Yemen’s school children have begun a new educational year facing a new shortage - school text books.
About five million Yemeni children started the new school year, with 600,000 new students entering the first class of primary school, according to the Ministry of Education.
But for many of those children, their learning is being hampered by a lack of text books.
High school student Ekhlas al-Baidhani says she couldn’t prepare for the New Year.
“Receiving the scheduled books on time is important. I should be receiving the books before I start the school year. In fact, I should receive the books scheduled for the year ahead before the end of the old year so I can establish some background knowledge and prepare myself for the new school year and this would, in return, improve my school work.”
Since last year's revolt against 33 years of rule by Ali Abdullah Saleh, when state control in outlying regions broke down as the army split into pro- and anti-Saleh factions and al Qaeda militants occupied some areas, Yemen has been in turmoil.
The unrest has not only affected the country’s political situation, but has also worsened its already weak economic and financial situation. The protests paralyzed the Yemeni government; the humanitarian situation has deteriorated and poverty and food shortages have increased, with up to half of all Yemenis going hungry.
Mother of two school students Um Saddam said that she couldn’t supply her children with the textbooks and was worried how it would impact on their educational attainment.
“They have just handed over books to my two children, who are twins, only four books each, and as for the other books we will have to follow-up until we get them. I do not know when we will get them, or when the children will learn. Half term will probably near before children are able to learn anything.”
The Yemeni Ministry of Education aims to provide 50 percent of school textbooks for the majority of schools in the country.
But Sana’a teacher Abdul Kaliq al-Suraihi says the lack of books was affecting learning.
“A lot of students use the excuse of having no textbook to justify not doing their homework, they say how can we write the homework, teacher? This is a major problem we suffer from in this academic year.”
Some state schools administrations have tried to reuse textbooks, distributing them again amongst students to cover shortages, but they can't reuse textbooks for elementary school students, which have already been written in.
“We can cover nearly 50 percent of our books shortage, but there are levels that cannot be covered, such as the first and the second and third (primary education), these levels cannot be covered with old books because the new student cannot use an already used book which old students have written on it. Also, it is difficult for young primary students to keep their books in good conditions, they often get ripped,” said Head teacher Inas Taher.
An official at the Yemeni ministry of Education said the political and financial crisis of the past two years has affected educational textbook production.
Abdullah Abu Huriah, the Director General of Press textbook, said the company had printed almost 70 percent of school texts to date and hoped to have the rest ready during October.
“So far, we have processed about 60 to 70 percent of textbooks for this academic year. The rest of the books, God willing, will be printed during the month of October.”

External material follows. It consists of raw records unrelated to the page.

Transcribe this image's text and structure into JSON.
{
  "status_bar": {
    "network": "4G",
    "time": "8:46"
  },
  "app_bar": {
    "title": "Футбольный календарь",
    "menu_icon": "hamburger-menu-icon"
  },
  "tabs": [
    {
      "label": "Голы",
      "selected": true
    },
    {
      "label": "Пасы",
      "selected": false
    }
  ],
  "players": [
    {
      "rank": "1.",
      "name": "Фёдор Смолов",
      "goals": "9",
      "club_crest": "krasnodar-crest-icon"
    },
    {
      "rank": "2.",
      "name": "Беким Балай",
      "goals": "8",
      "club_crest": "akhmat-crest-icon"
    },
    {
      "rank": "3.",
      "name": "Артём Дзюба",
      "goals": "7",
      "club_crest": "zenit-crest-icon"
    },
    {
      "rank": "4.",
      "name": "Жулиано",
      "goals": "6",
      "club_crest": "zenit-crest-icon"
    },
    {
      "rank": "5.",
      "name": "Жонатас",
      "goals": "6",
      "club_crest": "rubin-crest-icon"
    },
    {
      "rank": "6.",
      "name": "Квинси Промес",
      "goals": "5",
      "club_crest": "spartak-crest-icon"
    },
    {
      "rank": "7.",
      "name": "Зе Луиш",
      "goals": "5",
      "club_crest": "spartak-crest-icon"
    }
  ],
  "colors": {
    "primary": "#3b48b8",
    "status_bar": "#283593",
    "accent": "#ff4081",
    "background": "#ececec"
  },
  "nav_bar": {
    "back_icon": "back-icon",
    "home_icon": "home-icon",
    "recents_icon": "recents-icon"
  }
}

Normal production levels in times of stability were between 45 to 50 million textbook a year, Huriah said. But a lack of power had affected supply over the past 18 months.
“As you know, electricity was out of service at a rate ranging from 70 to 80 percent during the past year and a half and this has, in return, affected our production at our three branches in Sana'a, Aden and Mukalla. It was one of the main obstacles to our printing machine for a long period of time.”
Restoring stability to Yemen has become an international priority due to fears that al Qaeda and other Islamist militants could become entrenched in a country which neighbors oil producer Saudi Arabia and lies on major shipping lanes.
Saleh was forced to stand down in February after over 2,000 people died. Came said there were now 500,000 internally displaced Yemenis after the fight with militants in the south and Saleh’s 2009/10 war against Shi'ite Islamists known as Houthis north of Sanaa.
International donors pledged $1.46 billion in aid to the country of 24 million at a meeting in New York on Thursday (September 27) attended by President Abd-Rabbu Mansour Hadi, who said the pledge would help Yemen avoid a civil war.